Doctor In The House

Doctor In The House

1969 - United Kingdom

Top-notch comedy series whose memory was devalued by later spin-offs including an ill-advised revival (Doctor at the Top) in 1991. Mind you, with an original scriptwriting team that included John Cleese, Graham Chapman, Bill Oddie, Graeme Garden and Jonathan Lynn, (Chapman and Garden were both qualified doctors themselves) you would expect nothing less. 

This sitcom was based on Richard Gordon's series of books and had previously been adapted for the cinema starting with a 1954 production starring Dirk Bogarde as medical student Simon Sparrow.

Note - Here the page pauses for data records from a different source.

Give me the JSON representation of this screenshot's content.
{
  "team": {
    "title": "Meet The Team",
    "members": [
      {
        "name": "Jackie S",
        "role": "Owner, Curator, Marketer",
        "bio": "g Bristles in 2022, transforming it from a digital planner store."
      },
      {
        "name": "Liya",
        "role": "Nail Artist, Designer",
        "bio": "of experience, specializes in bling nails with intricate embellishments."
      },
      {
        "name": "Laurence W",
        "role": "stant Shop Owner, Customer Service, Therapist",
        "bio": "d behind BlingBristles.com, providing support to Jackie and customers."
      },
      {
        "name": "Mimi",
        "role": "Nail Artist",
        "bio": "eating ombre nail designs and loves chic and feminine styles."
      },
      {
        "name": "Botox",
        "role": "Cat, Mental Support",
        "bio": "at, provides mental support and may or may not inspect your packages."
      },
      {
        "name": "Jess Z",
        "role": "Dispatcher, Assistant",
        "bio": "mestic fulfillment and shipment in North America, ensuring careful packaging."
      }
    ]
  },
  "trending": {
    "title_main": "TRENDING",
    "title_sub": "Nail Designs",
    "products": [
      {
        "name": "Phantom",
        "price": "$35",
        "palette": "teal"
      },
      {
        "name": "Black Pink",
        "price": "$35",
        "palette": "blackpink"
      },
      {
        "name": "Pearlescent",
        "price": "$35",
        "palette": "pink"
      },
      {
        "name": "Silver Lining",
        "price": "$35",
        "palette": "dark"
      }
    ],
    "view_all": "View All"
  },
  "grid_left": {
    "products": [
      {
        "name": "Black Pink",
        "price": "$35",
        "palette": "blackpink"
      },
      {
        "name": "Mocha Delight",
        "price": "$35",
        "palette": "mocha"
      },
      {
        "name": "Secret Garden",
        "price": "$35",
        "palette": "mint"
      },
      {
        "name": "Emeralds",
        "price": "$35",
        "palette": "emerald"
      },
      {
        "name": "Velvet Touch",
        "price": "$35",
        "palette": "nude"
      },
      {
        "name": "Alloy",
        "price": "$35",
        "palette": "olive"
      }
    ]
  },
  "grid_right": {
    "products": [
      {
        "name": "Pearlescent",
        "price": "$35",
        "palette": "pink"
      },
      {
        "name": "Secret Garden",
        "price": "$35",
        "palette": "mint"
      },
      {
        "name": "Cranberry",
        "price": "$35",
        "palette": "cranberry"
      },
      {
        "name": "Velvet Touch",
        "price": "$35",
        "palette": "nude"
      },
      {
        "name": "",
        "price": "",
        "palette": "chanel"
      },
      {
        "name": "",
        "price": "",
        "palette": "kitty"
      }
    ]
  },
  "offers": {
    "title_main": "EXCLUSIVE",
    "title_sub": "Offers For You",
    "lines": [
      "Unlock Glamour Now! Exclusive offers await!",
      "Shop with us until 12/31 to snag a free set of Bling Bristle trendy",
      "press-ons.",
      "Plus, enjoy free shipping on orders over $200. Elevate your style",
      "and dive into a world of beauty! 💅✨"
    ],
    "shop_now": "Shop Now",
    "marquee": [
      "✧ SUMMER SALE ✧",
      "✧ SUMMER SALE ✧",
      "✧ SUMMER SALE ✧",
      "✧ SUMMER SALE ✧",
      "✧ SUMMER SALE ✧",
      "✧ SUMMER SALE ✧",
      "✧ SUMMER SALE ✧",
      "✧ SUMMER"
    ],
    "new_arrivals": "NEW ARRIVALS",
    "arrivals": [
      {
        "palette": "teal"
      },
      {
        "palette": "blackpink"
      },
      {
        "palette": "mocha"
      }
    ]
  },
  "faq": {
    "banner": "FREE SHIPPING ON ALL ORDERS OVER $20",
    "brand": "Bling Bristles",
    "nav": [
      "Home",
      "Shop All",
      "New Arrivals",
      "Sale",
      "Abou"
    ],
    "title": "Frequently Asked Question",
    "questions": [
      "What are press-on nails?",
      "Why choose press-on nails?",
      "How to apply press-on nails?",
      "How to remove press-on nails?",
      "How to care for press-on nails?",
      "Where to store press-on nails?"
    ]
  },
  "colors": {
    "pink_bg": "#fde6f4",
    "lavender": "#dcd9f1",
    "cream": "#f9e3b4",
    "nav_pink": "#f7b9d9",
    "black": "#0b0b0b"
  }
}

Frank Muir, then head of comedy at the newly formed ITV franchise LWT commissioned the series, which starred Barry Evans (later to appear in Mind Your Language but now sadly deceased) as the lead character, now named Michael Upton. 

To accompany him were an assortment of unlikely students including Geoffrey Davies as the posh and sometimes snooty -but always work-shy, Dick Stuart-Clark, Robin Nedwell as Duncan Waring (the character took centre stage after Evans left the series in 1972) and George Layton as Paul Collier. Opposition came in the form of Richard O'Sullivan as the whimpish and slimy Laurence Bingham who was always buttering up to his superiors, not least of all Professor Geoffrey Loftus (Ernest Clark) who was the TV equivalent to James Robinson-Justice's Sir Lancelot Spratt in the cinema. The action took place within the fictitious walls and wards of St Swithin's whilst exterior scenes were shot outside true-life Wanstead Hospital (long since converted into residential apartments). 

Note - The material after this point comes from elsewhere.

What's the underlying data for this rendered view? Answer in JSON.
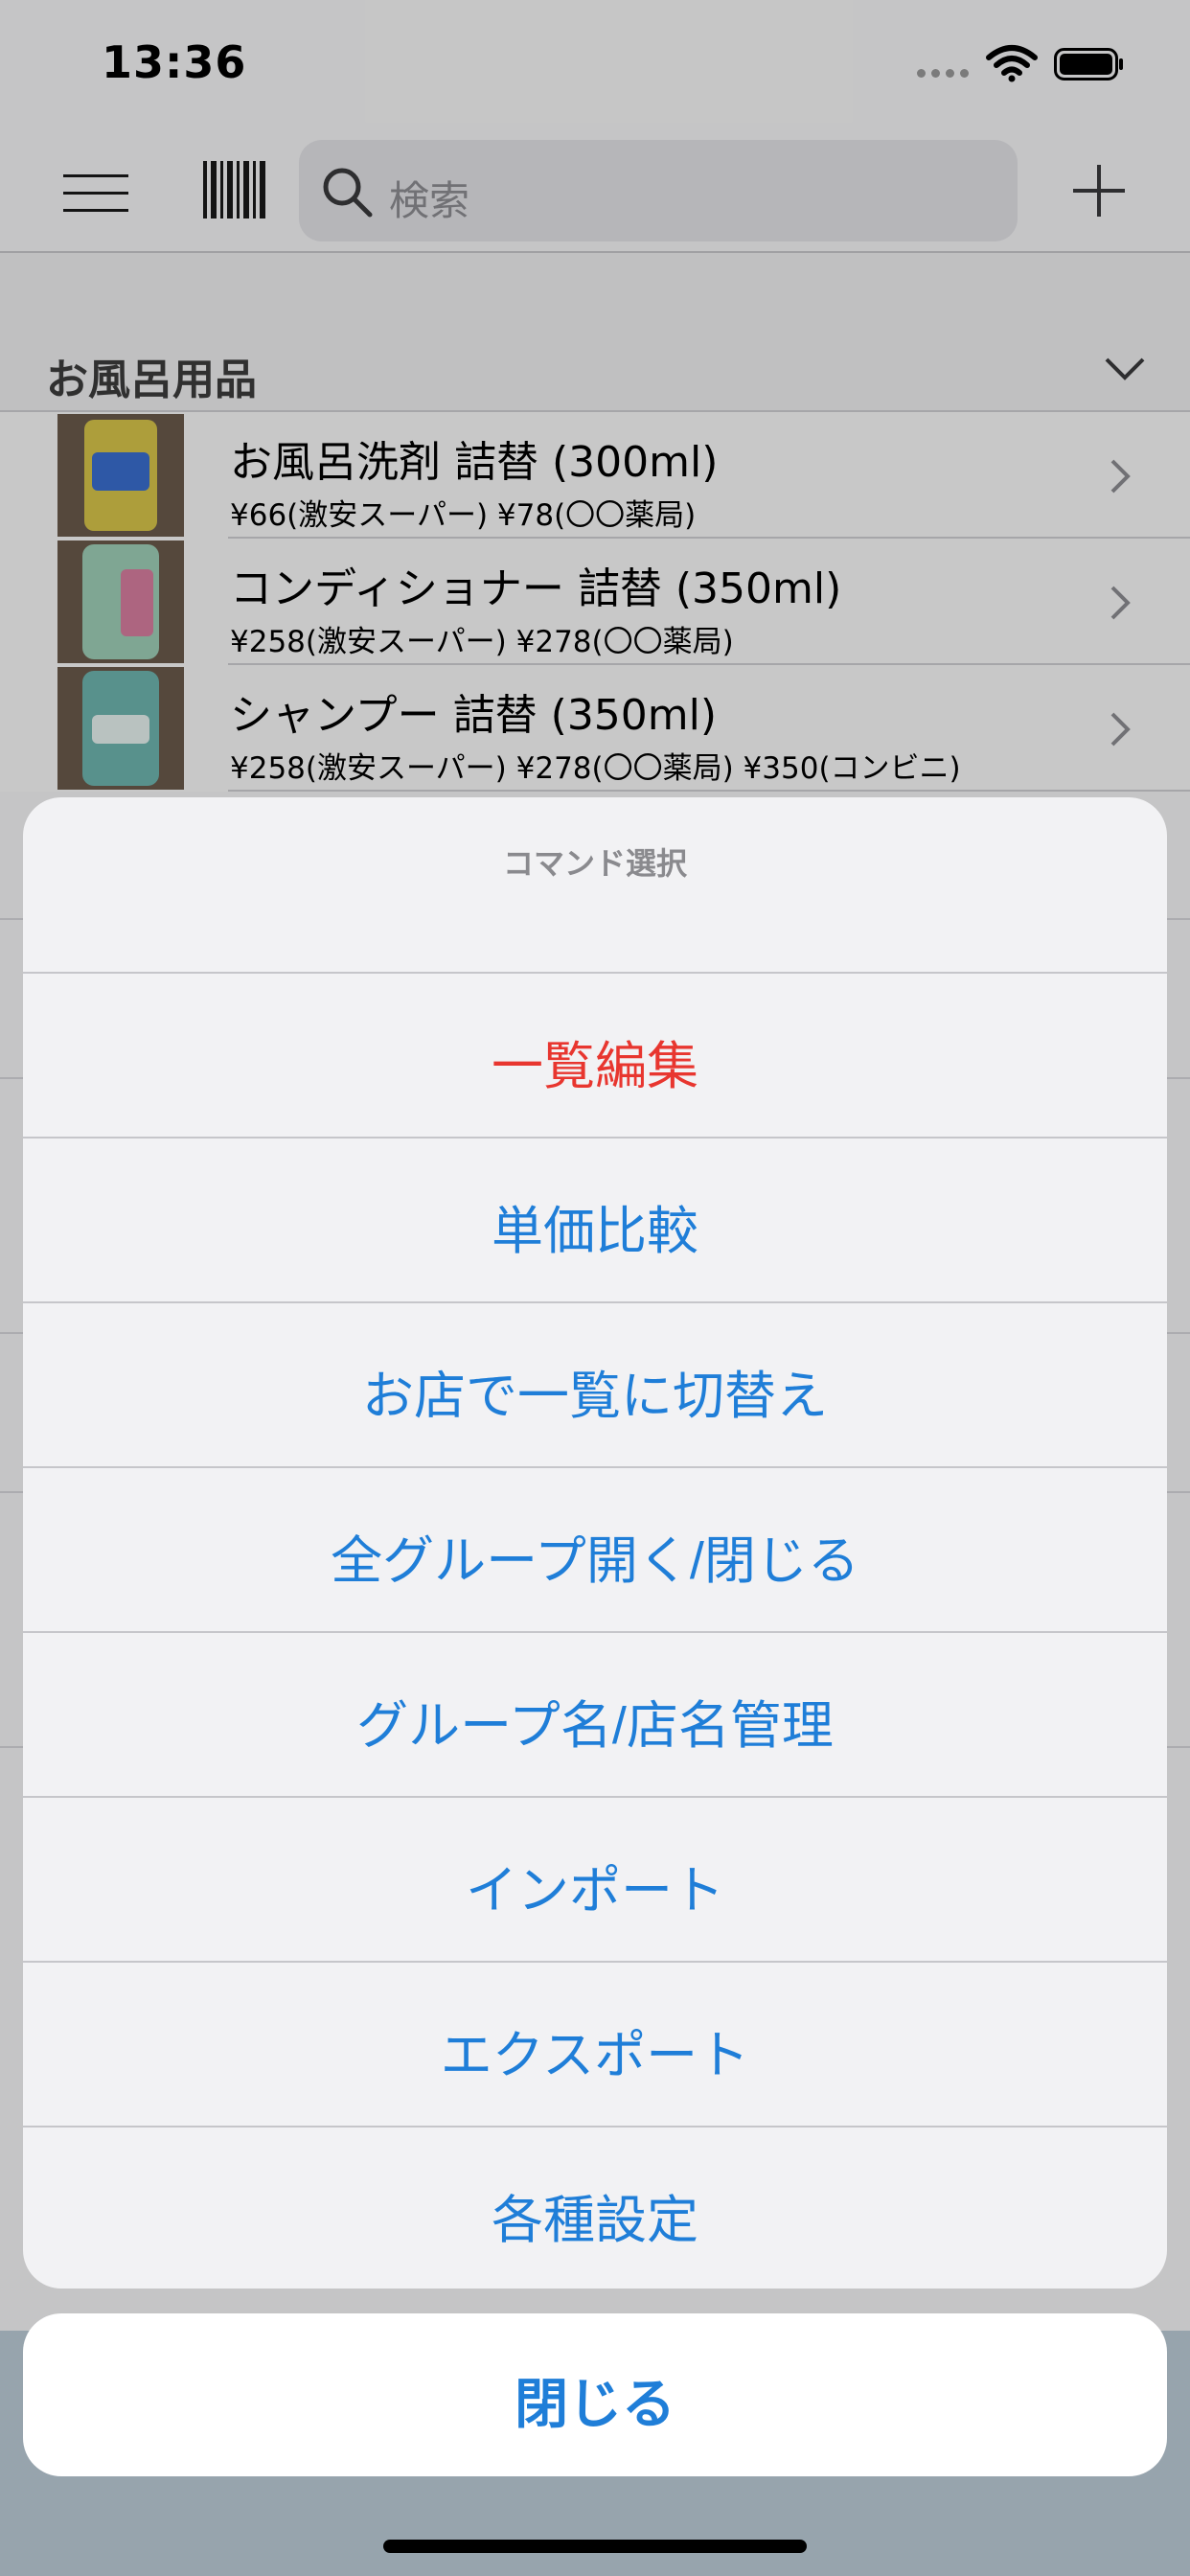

Doctor In The House

Guest stars in the series included David Jason, James Beck and Susan George, whilst Martin Shaw appeared as a regular character in season one and Jonathan Lynn (who went on to co-write the superb Yes, Minister) did the same in season two. However, and perhaps more significantly, in series three (re-titled Doctor at Large), John Cleese included in one of his scripts a rather rude hotel keeper. One of the writers on that series, Bernard McKenna remembers: "I was at a dress rehearsals at LWT sitting with H.Barclay and J. Cleese for (the) episode about a bonkers hotel manager that Upton (Barry Evans) was having problems with when the producer Humphrey Barclay said to John 'There's a series in that hotel owner'...I remember John being sceptical! The rest is history..."

Published on December 7th, 2018. Written by Laurence Marcus for Television Heaven.

Read Next...

An Actor's Life for Me

Robert Neilson (John Gordon-Sinclair) is an actor who dreams of being a star - alas, the best he has achieved so far is the face of Doberman Aftershave in a TV commercial...

Also tagged Britcom

Billy Liar

Adapted from the highly successful novel/play/film by successful writing team Keith Waterhouse and Willis Hall, this version of Billy Liar was updated by them to make it more relevant to the early 1970s.

Also tagged Britcom

Robin's Nest

Young chef opens up a bistro with his girlfriend with comic consequences.

Also tagged Richard Osullivan

Health and Efficiency

1990s sitcom in which the doctors in Surgical B try to provide the best service for patients while they are in a constant battle with the stringent management who cut back in order to save money; often without thinking about the welfare of the patients.

Also tagged Medical Comedy

Department S

"Whilst the cases which made up the bulk of the show's episodes were often fun, ingenious riffs on the standard spy/caper craze of that particular decade, where the series really scored was in the interplay between the three central characters involved."

Also released in 1969

The Brady Bunch

Architect Mike Brady marries beautiful young Carol, who has three girls to care for. Likewise, Mike's previous wife's death has left him to raise his three boys all alone. In no time this amalgam becomes the ideal average American middle class family.

Also released in 1969

Curry and Chips

Poorly received sitcom by Johnny Speight who attempted (and many would say failed) to highlight the stupidity of racism.

Also released in 1969

Big Breadwinner Hog

Peter Egan stars as Hogarth, a ruthlessly ambitious, flash and violent small-time criminal who has visions of being king of London's criminal underworld.

Also released in 1969

Butterflies TV series

Gently thoughtful, amusing and well observed eighties situation comedy series for the BBC about a seemingly ordinary, contented, middle class suburban housewife who suddenly find herself plunged into the middle of a disorienting, emotionally tumultuous, mid-life crisis.

Also tagged Britcom